The very first indication you’re in somewhere ‘weird’ is when, along a long straight road surrounded by trees, you reach what seems to be a hastily-constructed barrier, staffed by armed guards. This is the ‘border’ between Moldova and Transnistria, and ‘foreigners’ are taken away to a small kiosk to show their passports, explain why they’re in the country, and fill in a form. This form is important as Transnistria practices the old Soviet policy of registration – whereby foreigners have to ‘register’ with the local police to say they’re in the country.
The ‘Soviet’ nature of Transnistria is actually all-encompassing; they’ve embraced the architecture and the symbolism – many of the banners and roadsigns are self-promoting (in that old Soviet 5-year-plan way) and are liberally branded with the hammer-and-sickle motif; the parliament building has a statue of Lenin outside it; the buildings still mostly conform to Soviet plans and expectations, even down to the tower-blocks on the edge of the city where many people live; and if I tell you that the main park in the city is called ‘Culture Park’, that shouldn’t really surprise you (it could only be more Soviet if it were called ‘Victory Park’).

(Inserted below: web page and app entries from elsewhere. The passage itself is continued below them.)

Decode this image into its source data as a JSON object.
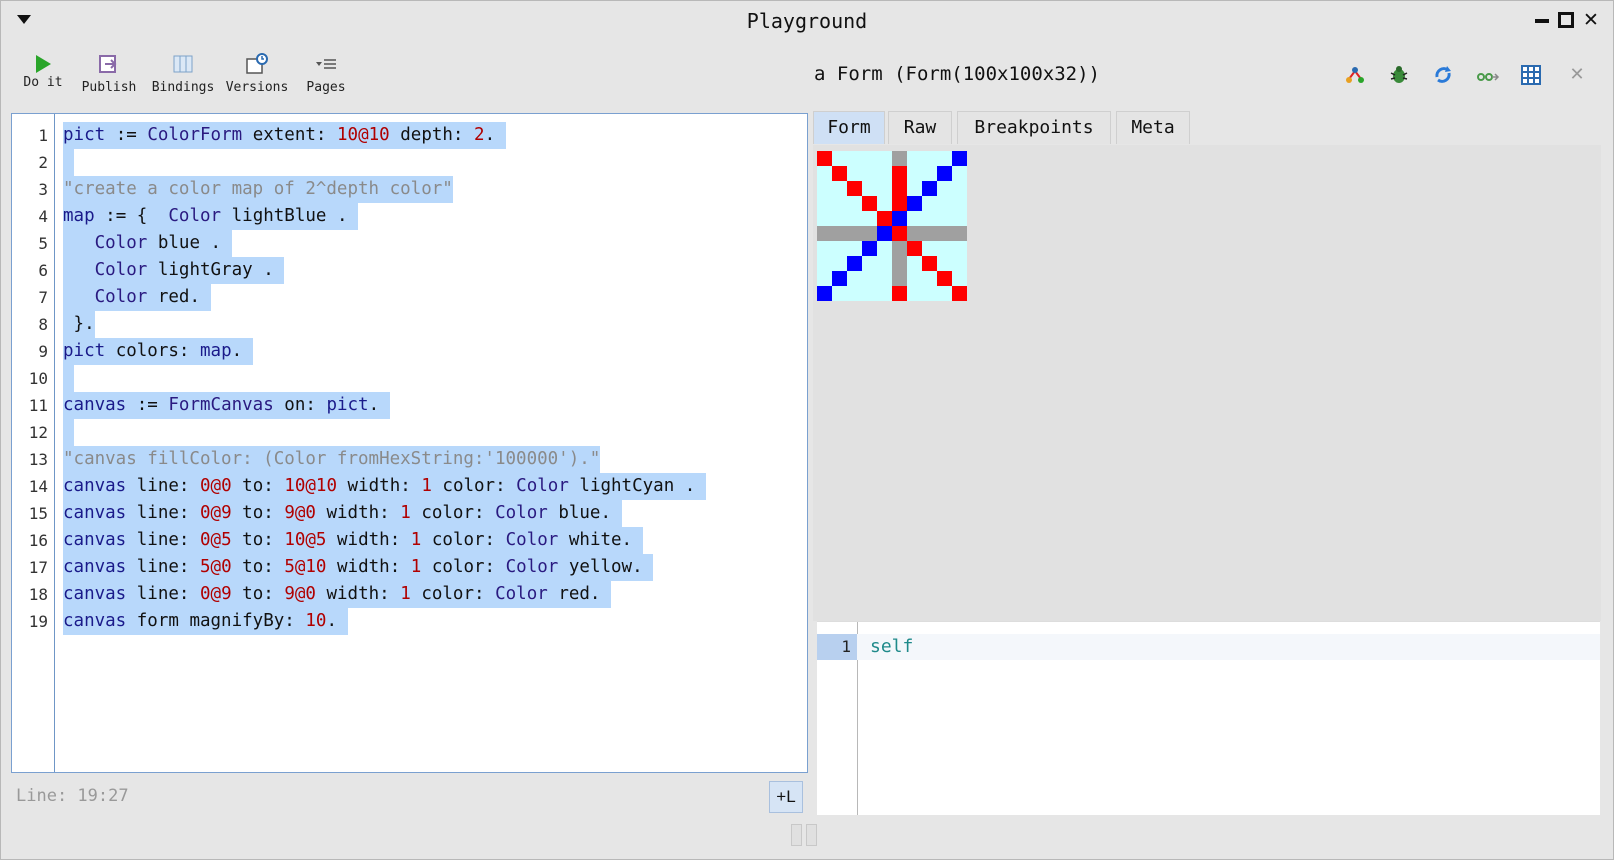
{
  "window": {
    "title": "Playground"
  },
  "toolbar": {
    "do_it": "Do it",
    "publish": "Publish",
    "bindings": "Bindings",
    "versions": "Versions",
    "pages": "Pages"
  },
  "editor": {
    "lines": [
      {
        "n": "1"
      },
      {
        "n": "2"
      },
      {
        "n": "3"
      },
      {
        "n": "4"
      },
      {
        "n": "5"
      },
      {
        "n": "6"
      },
      {
        "n": "7"
      },
      {
        "n": "8"
      },
      {
        "n": "9"
      },
      {
        "n": "10"
      },
      {
        "n": "11"
      },
      {
        "n": "12"
      },
      {
        "n": "13"
      },
      {
        "n": "14"
      },
      {
        "n": "15"
      },
      {
        "n": "16"
      },
      {
        "n": "17"
      },
      {
        "n": "18"
      },
      {
        "n": "19"
      }
    ],
    "status": "Line: 19:27",
    "add_line_button": "+L"
  },
  "inspector": {
    "title": "a Form (Form(100x100x32))",
    "tabs": [
      "Form",
      "Raw",
      "Breakpoints",
      "Meta"
    ],
    "active_tab": "Form",
    "mini_editor": {
      "line_number": "1",
      "code": "self"
    },
    "pixel_colors": {
      "cyan": "#ccffff",
      "red": "#ff0000",
      "blue": "#0000ff",
      "gray": "#a0a0a0"
    }
  },
  "colors": {
    "accent": "#b8d8fb",
    "run_green": "#2aa52a"
  }
}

Despite being nominally a part of Moldova, it has its own government, legal system, and currency – the Transnistrian Ruble is possibly the least convertible currency in the world since, as it does not ‘legally’ exist, nowhere else touches it with a bargepole. Prices are on a par with Moldova, although again as I was couchsurfing, I’ll readily admit to not being au fait with prices of accommodation (and, to be honest, restaurants).
It’s actually interesting to compare Transnistria with Moldova, despite them being nominally the same place. Transnistria is cleaner (at one point I saw a gang of seven people sweeping the road, with another gang of seven a little way further down doing the other side), more house-proud (none of its buildings are falling down, the pavements are better maintained, and it just feels more ‘loved’), and seems to be (remarkably) more affluent.
Culturally, it’s Russian. Everything is written in Cyrillic, the main language is Russian (or possibly Ukrainian, but certainly an East Slavic rather than a Romance language), and the whole ‘country’ looks eastwards for inspiration rather than westward. They see Odessa (c.100km away) as being their ‘big nearby city’ than Chisinau (c.75km) despite Odessa being in Ukraine and Chisinau theoretically being their capital. On my visit there were booths where people were being encouraged to sign a petition requesting that Transnistria actually become a part of Russia (rather than an independent state or remain part of Moldova). It seemed to be a popular desire.
Being a separatist state of a country that’s pretty obscure to begin with, tourism isn’t exactly Transnistria’s lifeblood. What that does mean, however, is that I found the whole country to be very safe. People are genuinely curious about you, mainly to ask ‘why the heck are you coming here?!’, and of course they’re very keen to speak to genuine foreign speakers (because so few come here) – although many people don’t speak foreign languages – don’t confuse inability or reluctance to speak as rudeness . Even though I walked through the backstreets of suburban Tiraspol at dusk, I never once felt threatened or worried about my safety.
Due to its size, Transnistria doesn’t have much in the way of genuine tourist sites; even the big fortress at Bender is mainly used as an Army base and therefore visible only in passing. Fans of Soviet architecture and style are in for a treat however, and the centre of Tiraspol has a small number of unusual sites, including the war memorial – not just the standard ‘Great Patriotic War’ and the monument to the Afghan conflict in the 80s, but also the Transnistrian War of Independence, and the associated tank, driven off the main road in 1992, up a grassy bank, and left there. If nothing else, it’s ‘unusual’.
Transnistria: A taste of Soviet culture without the need for a special visa. At least at the moment; who knows what will happen in a few years when Moldova seriously looks at EU membership. And I did genuinely find it much more pleasant than Moldova proper.